Vienna University of Technology, Institute of Chemical, Environmental and Bioscience Engineering
“Formate-Based Acetogenic Bioproduction of Fuels and Chemical”
Biotechnologist Stefan Pflügl of Vienna University of Technology is studying how fossil resources can be replaced in the chemical industry by sustainable alternatives. He draws for this on bacterial metabolic processes from the early days of Earth’s history. After completing his dissertation at the University of Natural Resources and Life Sciences, Vienna and research stays at the University of Kent and Munich University of Technology, he is currently researching at Vienna University of Technology, where he is working on sustainable biological processes. He uses bacteria to create base products for chemical processes from residual materials.
University of Vienna, Konrad Lorenz Research Centre
“Acceleration for Food”
Humans are encroaching on many species in nature. Behavioural scientist Petra Sumasgutner is using global datasets on short-eared owls and common ravens to study how human-related disturbances affect the way they search for food and the consequences thereof. This also involves the use of machine learning.
Since 2020, Petra Sumasgutner has been a postdoc in the Department of Cognitive and Behavioural Biology at the Konrad Lorenz Research Centre in Grünau im Almtal.

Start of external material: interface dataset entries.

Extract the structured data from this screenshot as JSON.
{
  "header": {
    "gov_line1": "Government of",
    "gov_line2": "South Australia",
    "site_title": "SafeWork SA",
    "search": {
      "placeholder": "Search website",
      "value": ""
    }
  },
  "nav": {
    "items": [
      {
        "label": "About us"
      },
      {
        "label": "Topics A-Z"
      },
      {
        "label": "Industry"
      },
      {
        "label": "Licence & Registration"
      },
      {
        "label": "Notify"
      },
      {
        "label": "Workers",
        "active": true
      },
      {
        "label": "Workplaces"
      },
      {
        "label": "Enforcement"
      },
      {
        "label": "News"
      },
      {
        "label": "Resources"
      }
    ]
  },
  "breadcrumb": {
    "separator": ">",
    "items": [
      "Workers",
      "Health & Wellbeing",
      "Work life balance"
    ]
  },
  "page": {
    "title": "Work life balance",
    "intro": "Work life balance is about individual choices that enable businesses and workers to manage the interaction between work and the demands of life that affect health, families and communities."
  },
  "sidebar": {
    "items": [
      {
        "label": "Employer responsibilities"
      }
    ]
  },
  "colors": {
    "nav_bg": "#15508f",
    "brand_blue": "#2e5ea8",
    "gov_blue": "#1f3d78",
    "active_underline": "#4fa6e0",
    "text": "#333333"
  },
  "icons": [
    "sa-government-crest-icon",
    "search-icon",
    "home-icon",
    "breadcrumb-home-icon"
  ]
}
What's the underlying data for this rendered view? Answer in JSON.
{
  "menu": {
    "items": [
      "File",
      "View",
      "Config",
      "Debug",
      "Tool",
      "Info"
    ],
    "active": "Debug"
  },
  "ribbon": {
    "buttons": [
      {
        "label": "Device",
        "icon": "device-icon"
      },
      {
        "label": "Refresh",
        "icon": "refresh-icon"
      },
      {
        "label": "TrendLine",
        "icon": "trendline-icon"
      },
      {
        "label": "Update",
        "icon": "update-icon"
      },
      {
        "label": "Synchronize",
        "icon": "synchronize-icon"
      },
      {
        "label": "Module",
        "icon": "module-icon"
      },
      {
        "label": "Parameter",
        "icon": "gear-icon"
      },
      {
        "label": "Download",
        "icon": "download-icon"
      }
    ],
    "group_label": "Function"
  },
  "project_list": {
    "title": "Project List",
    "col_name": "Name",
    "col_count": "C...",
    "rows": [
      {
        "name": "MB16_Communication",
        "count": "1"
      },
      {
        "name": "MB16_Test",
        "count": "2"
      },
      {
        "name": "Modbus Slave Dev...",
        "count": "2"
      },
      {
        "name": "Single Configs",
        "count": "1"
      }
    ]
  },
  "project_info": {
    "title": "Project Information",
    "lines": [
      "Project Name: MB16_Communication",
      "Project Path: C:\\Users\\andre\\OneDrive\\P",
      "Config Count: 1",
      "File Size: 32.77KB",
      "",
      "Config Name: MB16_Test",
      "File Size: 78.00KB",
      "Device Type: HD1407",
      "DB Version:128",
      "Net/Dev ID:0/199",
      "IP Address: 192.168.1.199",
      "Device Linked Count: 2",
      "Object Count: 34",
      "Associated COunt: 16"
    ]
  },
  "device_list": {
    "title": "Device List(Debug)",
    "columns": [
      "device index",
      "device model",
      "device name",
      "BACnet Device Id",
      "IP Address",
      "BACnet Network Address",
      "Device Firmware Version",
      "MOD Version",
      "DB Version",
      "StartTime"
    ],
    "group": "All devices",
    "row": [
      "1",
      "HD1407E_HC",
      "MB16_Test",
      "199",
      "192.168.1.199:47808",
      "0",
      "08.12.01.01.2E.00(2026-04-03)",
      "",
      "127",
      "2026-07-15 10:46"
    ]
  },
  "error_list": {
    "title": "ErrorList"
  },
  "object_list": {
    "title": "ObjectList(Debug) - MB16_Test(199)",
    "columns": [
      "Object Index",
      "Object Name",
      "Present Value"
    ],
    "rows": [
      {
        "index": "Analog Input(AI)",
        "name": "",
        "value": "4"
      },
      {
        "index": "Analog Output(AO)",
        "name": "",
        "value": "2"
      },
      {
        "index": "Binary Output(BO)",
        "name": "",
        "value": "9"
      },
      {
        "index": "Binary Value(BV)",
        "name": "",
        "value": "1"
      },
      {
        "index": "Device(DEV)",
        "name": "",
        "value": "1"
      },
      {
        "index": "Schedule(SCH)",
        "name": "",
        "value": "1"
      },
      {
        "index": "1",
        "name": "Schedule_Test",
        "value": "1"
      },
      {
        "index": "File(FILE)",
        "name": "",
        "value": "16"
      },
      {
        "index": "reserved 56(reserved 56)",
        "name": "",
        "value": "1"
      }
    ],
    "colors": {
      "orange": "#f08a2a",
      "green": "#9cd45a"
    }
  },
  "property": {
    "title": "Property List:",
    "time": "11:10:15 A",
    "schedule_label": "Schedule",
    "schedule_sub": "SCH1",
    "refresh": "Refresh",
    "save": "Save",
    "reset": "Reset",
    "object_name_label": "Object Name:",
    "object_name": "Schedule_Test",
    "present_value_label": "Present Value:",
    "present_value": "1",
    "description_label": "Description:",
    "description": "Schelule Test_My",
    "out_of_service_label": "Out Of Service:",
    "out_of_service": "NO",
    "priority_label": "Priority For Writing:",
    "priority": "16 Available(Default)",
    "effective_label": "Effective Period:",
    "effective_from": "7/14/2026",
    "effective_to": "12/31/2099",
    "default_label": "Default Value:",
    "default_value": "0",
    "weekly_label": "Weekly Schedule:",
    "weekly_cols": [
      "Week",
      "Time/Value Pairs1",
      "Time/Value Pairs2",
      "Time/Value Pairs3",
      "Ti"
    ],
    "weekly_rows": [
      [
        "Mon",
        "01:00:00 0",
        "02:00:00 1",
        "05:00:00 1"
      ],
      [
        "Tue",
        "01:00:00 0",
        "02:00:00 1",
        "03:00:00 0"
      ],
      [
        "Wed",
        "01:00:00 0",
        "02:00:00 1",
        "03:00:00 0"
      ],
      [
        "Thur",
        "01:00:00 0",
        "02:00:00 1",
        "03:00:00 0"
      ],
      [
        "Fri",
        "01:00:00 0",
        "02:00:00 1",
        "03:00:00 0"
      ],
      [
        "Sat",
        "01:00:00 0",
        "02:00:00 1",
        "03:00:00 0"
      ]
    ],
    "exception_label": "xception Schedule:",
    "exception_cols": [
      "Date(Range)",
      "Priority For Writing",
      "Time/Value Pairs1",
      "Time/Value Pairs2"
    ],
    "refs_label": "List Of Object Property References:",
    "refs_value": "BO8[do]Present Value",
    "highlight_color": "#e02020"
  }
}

She received her doctoral degree in zoology from the University of Vienna in 2014. In subsequent years, Sumasgutner conducted research on the basis of grants at the Universities of Turku and Cape Town and participated in cooperative projects with the University of Montpellier, the University of Lund, the University of Glasgow, and the University of Ulaanbaatar.
Get to know Austria’s new START Award winners
You can find interviews with all the START Award winners at https://scilog.fwf.ac.at/en
The Austrian Science Fund (FWF)
The Austrian Science Fund (FWF) is Austria’s leading organisation for funding all fields of basic and arts-based research. On the basis of rigorous peer review by international experts, the FWF supports excellent researchers and their groundbreaking ideas. The insights they gain make Austria a more attractive research location and create the broad knowledge base needed to face future challenges.